Monday, December 28, 2015
Continuum is the best show you've never heard of with all of its episodes available on Netflix, so go watch it now.
Do you want a show that deals with time travel and stopping a bad future like the Terminator franchise, but in a way that actually makes sense? Do you like the idea of Minority Report dealing with technology's possible misuse by government, but wish the show was actually well-done? Do you want a cutting-edge exploration of technology as both problem and solution like Mr. Robot, but from four years ago and starring Canadians? Well, here you go!
Not to mention, the cast is refreshingly diverse and non-stereotypical. No character is totally good or bad -- everyone has their reasons. In fact our heroine has been happily serving an evil corporate empire, while the "terrorists" she fights (who are pretty damn ruthless) are trying to prevent a dystopian hellscape future. And, thank Cthulhu, she is too busy with her goals to spend much time on juvenile romantic angst (looking at you, Flash and Arrow!).
The only issue I have with the show is that the actors are fine, but a little bland. It's not like watching Orphan Black and thinking, "OMG GIVE TATIANA MASLANY ALL THE AWARDS!" So, it may take a few episodes to grow on you, but give it a chance.
Monday, December 21, 2015
I've been having fun with the Artstudio app for iPad and the Sensu stylus lately. It was coming up on October, and Guillermo del Toro was talking about his favorite horror stories on Twitter (Dude must have been a librarian in a previous life, because his Readers' Advisory game is ON POINT. Go follow him). That inspired me to read 31 of my old favorite Victorian & Edwardian horror stories and draw illustrations for each of them for Halloween. Of course, it took me longer than that, but they are finally finished. I was inspired, in my lazy and casual way, by great illustrators like Aubrey Beardsley, John R. Neill, and Alastair.
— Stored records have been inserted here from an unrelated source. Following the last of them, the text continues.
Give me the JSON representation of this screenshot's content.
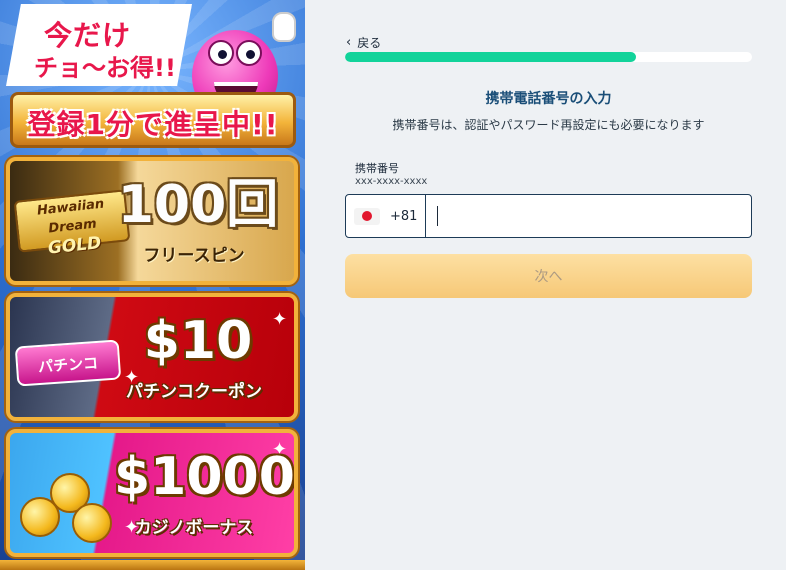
{
  "promo": {
    "flag_line1": "今だけ",
    "flag_line2": "チョ〜お得!!",
    "ribbon": "登録1分で進呈中!!",
    "cards": [
      {
        "game_logo_top": "Hawaiian",
        "game_logo_mid": "Dream",
        "game_logo_big": "GOLD",
        "big": "100回",
        "sub": "フリースピン"
      },
      {
        "game_logo": "パチンコ",
        "big": "$10",
        "sub": "パチンコクーポン"
      },
      {
        "big": "$1000",
        "sub": "カジノボーナス"
      }
    ]
  },
  "form": {
    "back_label": "戻る",
    "progress_fraction": 0.716,
    "title": "携帯電話番号の入力",
    "subtitle": "携帯番号は、認証やパスワード再設定にも必要になります",
    "field_label": "携帯番号",
    "field_hint": "xxx-xxxx-xxxx",
    "country_code": "+81",
    "phone_value": "",
    "next_label": "次へ"
  },
  "colors": {
    "progress": "#12d39a",
    "title": "#1a4e78",
    "button_bg": "#f6c877",
    "button_text": "#ac9a82",
    "background": "#eef1f4"
  },
  "icons": {
    "back": "chevron-left-icon",
    "country": "japan-flag-icon"
  }
}
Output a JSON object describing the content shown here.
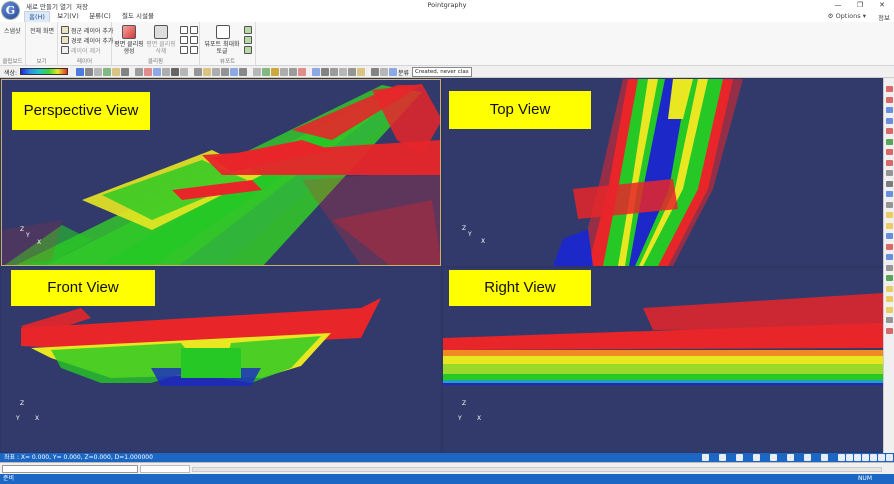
{
  "app": {
    "title": "Pointgraphy",
    "logo_letter": "G",
    "quick_access": [
      "새로 만들기",
      "열기",
      "저장"
    ]
  },
  "window_controls": {
    "minimize": "—",
    "maximize": "❐",
    "close": "✕"
  },
  "tabs": [
    {
      "label": "홈(H)",
      "active": true
    },
    {
      "label": "보기(V)",
      "active": false
    },
    {
      "label": "분류(C)",
      "active": false
    },
    {
      "label": "철도 시설물",
      "active": false
    }
  ],
  "options_label": "Options",
  "help_label": "정보",
  "ribbon": {
    "clipboard": {
      "label": "클립보드",
      "items": [
        "스냅샷"
      ]
    },
    "view": {
      "label": "보기",
      "items": [
        "전체 화면"
      ]
    },
    "layer": {
      "label": "레이어",
      "items": [
        "점군 레이어 추가",
        "경로 레이어 추가",
        "레이어 제거"
      ]
    },
    "clipping": {
      "label": "클리핑",
      "items": [
        "평면 클리핑 생성",
        "평면 클리핑 삭제"
      ]
    },
    "viewport": {
      "label": "뷰포트",
      "items": [
        "뷰포트 최대화 토글"
      ]
    }
  },
  "toolbar": {
    "color_label": "색상:",
    "class_label": "분류",
    "class_value": "Created, never clas"
  },
  "viewports": [
    {
      "label": "Perspective View",
      "axes": {
        "z": "Z",
        "y": "Y",
        "x": "X"
      }
    },
    {
      "label": "Top View",
      "axes": {
        "z": "Z",
        "y": "Y",
        "x": "X"
      }
    },
    {
      "label": "Front View",
      "axes": {
        "z": "Z",
        "y": "Y",
        "x": "X"
      }
    },
    {
      "label": "Right View",
      "axes": {
        "z": "Z",
        "y": "Y",
        "x": "X"
      }
    }
  ],
  "coords": "좌표 : X= 0.000, Y= 0.000, Z=0.000, D=1.000000",
  "status": {
    "ready": "준비",
    "num": "NUM"
  },
  "colors": {
    "viewport_bg": "#313a6b",
    "label_bg": "#ffff00",
    "status_bar": "#1c67c4",
    "cloud_red": "#e8262a",
    "cloud_yellow": "#e9e722",
    "cloud_green": "#26c826",
    "cloud_blue": "#1c28c8"
  }
}
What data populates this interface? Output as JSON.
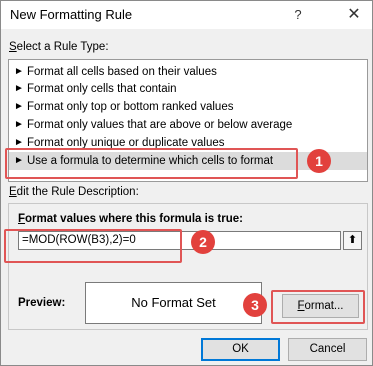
{
  "dialog": {
    "title": "New Formatting Rule",
    "help_glyph": "?",
    "close_glyph": "✕"
  },
  "rule_type": {
    "label_prefix": "S",
    "label_rest": "elect a Rule Type:",
    "items": [
      "Format all cells based on their values",
      "Format only cells that contain",
      "Format only top or bottom ranked values",
      "Format only values that are above or below average",
      "Format only unique or duplicate values",
      "Use a formula to determine which cells to format"
    ],
    "selected_index": 5,
    "arrow_glyph": "►"
  },
  "description": {
    "label_prefix": "E",
    "label_rest": "dit the Rule Description:",
    "formula_label_prefix": "F",
    "formula_label_rest": "ormat values where this formula is true:",
    "formula_value": "=MOD(ROW(B3),2)=0",
    "collapse_glyph": "⬆",
    "preview_label": "Preview:",
    "preview_text": "No Format Set",
    "format_button_prefix": "F",
    "format_button_rest": "ormat..."
  },
  "buttons": {
    "ok": "OK",
    "cancel": "Cancel"
  },
  "callouts": [
    "1",
    "2",
    "3"
  ],
  "colors": {
    "callout": "#e2413d",
    "highlight": "#e05555",
    "ok_border": "#0078d7",
    "selected_row": "#dcdcdc"
  }
}
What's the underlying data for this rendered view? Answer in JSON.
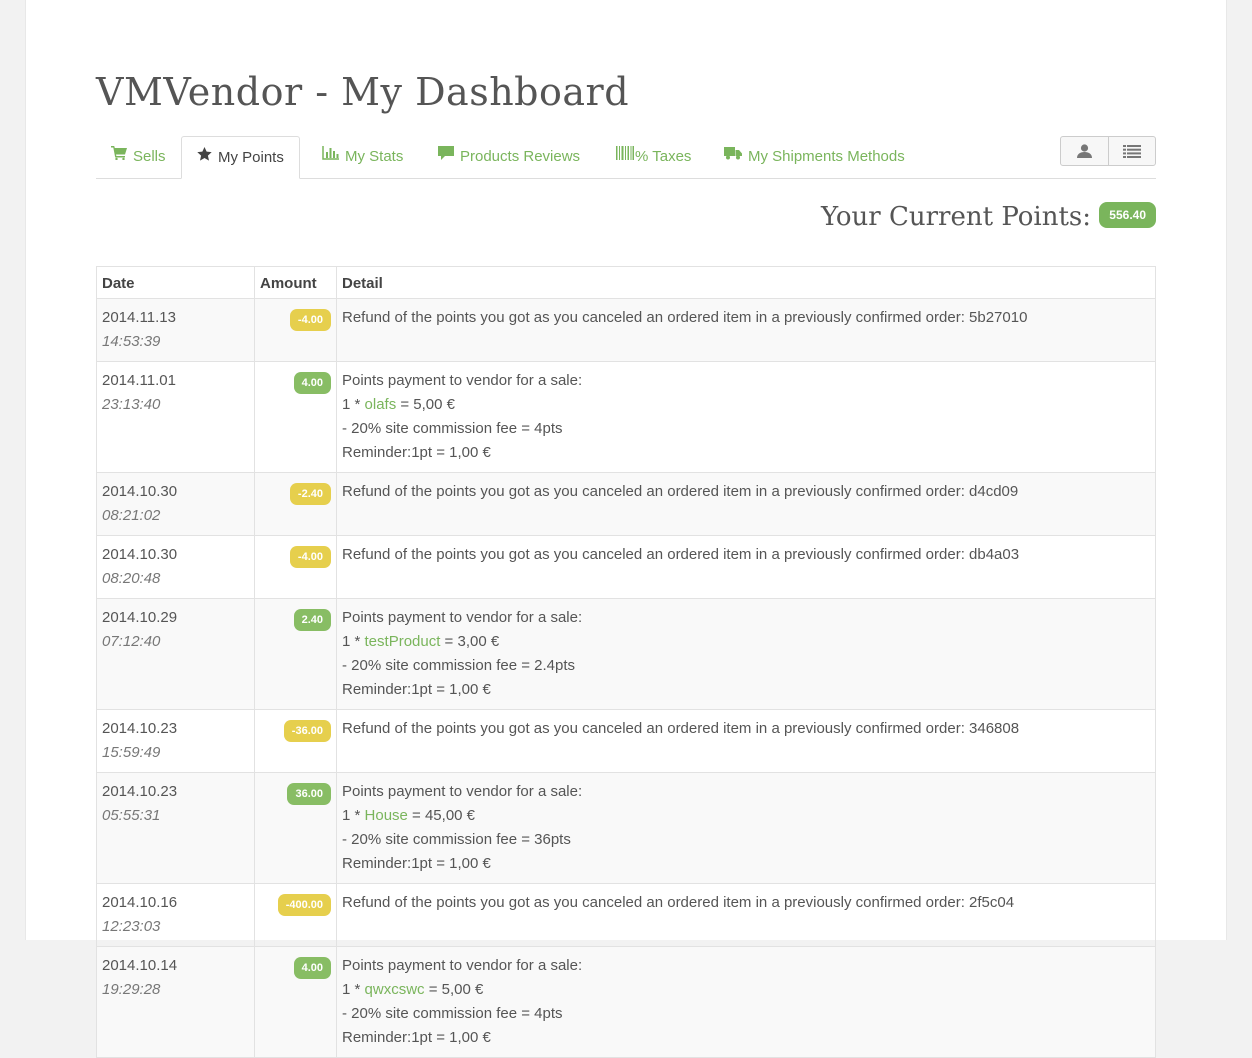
{
  "page_title": "VMVendor - My Dashboard",
  "tabs": [
    {
      "label": "Sells",
      "icon": "cart-icon"
    },
    {
      "label": "My Points",
      "icon": "star-icon"
    },
    {
      "label": "My Stats",
      "icon": "bar-chart-icon"
    },
    {
      "label": "Products Reviews",
      "icon": "comment-icon"
    },
    {
      "label": "% Taxes",
      "icon": "barcode-icon"
    },
    {
      "label": "My Shipments Methods",
      "icon": "truck-icon"
    }
  ],
  "toolbar": {
    "user_icon": "user-icon",
    "list_icon": "list-icon"
  },
  "points": {
    "label": "Your Current Points:",
    "value": "556.40"
  },
  "table": {
    "headers": {
      "date": "Date",
      "amount": "Amount",
      "detail": "Detail"
    },
    "rows": [
      {
        "date": "2014.11.13",
        "time": "14:53:39",
        "amount": "-4.00",
        "type": "refund",
        "detail": "Refund of the points you got as you canceled an ordered item in a previously confirmed order: 5b27010"
      },
      {
        "date": "2014.11.01",
        "time": "23:13:40",
        "amount": "4.00",
        "type": "sale",
        "line1": "Points payment to vendor for a sale:",
        "qty": "1 * ",
        "product": "olafs",
        "price": " = 5,00 €",
        "fee": "- 20% site commission fee = 4pts",
        "reminder": "Reminder:1pt = 1,00 €"
      },
      {
        "date": "2014.10.30",
        "time": "08:21:02",
        "amount": "-2.40",
        "type": "refund",
        "detail": "Refund of the points you got as you canceled an ordered item in a previously confirmed order: d4cd09"
      },
      {
        "date": "2014.10.30",
        "time": "08:20:48",
        "amount": "-4.00",
        "type": "refund",
        "detail": "Refund of the points you got as you canceled an ordered item in a previously confirmed order: db4a03"
      },
      {
        "date": "2014.10.29",
        "time": "07:12:40",
        "amount": "2.40",
        "type": "sale",
        "line1": "Points payment to vendor for a sale:",
        "qty": "1 * ",
        "product": "testProduct",
        "price": " = 3,00 €",
        "fee": "- 20% site commission fee = 2.4pts",
        "reminder": "Reminder:1pt = 1,00 €"
      },
      {
        "date": "2014.10.23",
        "time": "15:59:49",
        "amount": "-36.00",
        "type": "refund",
        "detail": "Refund of the points you got as you canceled an ordered item in a previously confirmed order: 346808"
      },
      {
        "date": "2014.10.23",
        "time": "05:55:31",
        "amount": "36.00",
        "type": "sale",
        "line1": "Points payment to vendor for a sale:",
        "qty": "1 * ",
        "product": "House",
        "price": " = 45,00 €",
        "fee": "- 20% site commission fee = 36pts",
        "reminder": "Reminder:1pt = 1,00 €"
      },
      {
        "date": "2014.10.16",
        "time": "12:23:03",
        "amount": "-400.00",
        "type": "refund",
        "detail": "Refund of the points you got as you canceled an ordered item in a previously confirmed order: 2f5c04"
      },
      {
        "date": "2014.10.14",
        "time": "19:29:28",
        "amount": "4.00",
        "type": "sale",
        "line1": "Points payment to vendor for a sale:",
        "qty": "1 * ",
        "product": "qwxcswc",
        "price": " = 5,00 €",
        "fee": "- 20% site commission fee = 4pts",
        "reminder": "Reminder:1pt = 1,00 €"
      }
    ]
  },
  "colors": {
    "accent": "#7ab55c",
    "positive": "#88bd64",
    "negative": "#e6cf4d"
  }
}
Here is the list of stories:
- “Caterpillars” -E.F. Benson
- “Casting the Runes” -M..R. James
- “The Horla” - Guy de Maupassant
- “How Love Came to Professor Guildea” -Robert Hichens
- “Afterward” -Edith Wharton
- “The Great God Pan” - Arthur Machen
- “Yuki-Onna” - Lafcadio Hearn
- “Green Tea” - J. Sheridan LeFanu
- “The Monkey’s Paw” - W. W. Jacobs
- “Luella Miller” - Mary Wilkins Freeman
- “Rappacini’s Daughter” - Nathaniel Hawthorne
- “The Picture in the House” -H.P. Lovecraft
- “The Yellow Wallpaper” -Charlotte Perkins Gilman
- “The Open Window” -Saki
- “The Phantom Rickshaw” - Rudyard Kipling
- “Ancient Sorceries” -Algernon Blackwood
- “An Occurrence at Owl Creek Bridge” - Ambrose Bierce
- “The Yellow Sign” -Robert W. Chambers
- “The Voice in the Night” - William Hope Hodgson
- “The Beckoning Fair One” - Oliver Onions
- “The Tell-Tale Heart” -Edgar Allan Poe
- “Adam and Eve and Pinch Me” - A. E. Coppard
- “The Way It Came” - Henry James
- “The Captain of the Pole-Star” - Arthur Conan Doyle
- “The Body-Snatcher” - R.L. Stevenson
- “What Was It?” -Fitz-James O’Brien
- “Dracula’s Guest” - Bram Stoker
- “Good Lady Ducayne” - Mary E. Braddon
- “The Dream Woman” - Wilkie Collins
- “The Ghost Ship” - Richard Middleton
- “Man-Size in Marble” - E. Nesbit
I downloaded all of them from reliable public domain e-book sites like Project Gutenberg, Internet Archive, and University of Adelaide E-books to read on my Nook. (remember, never pay for an e-book published before 1923, folks). You can download them to read here.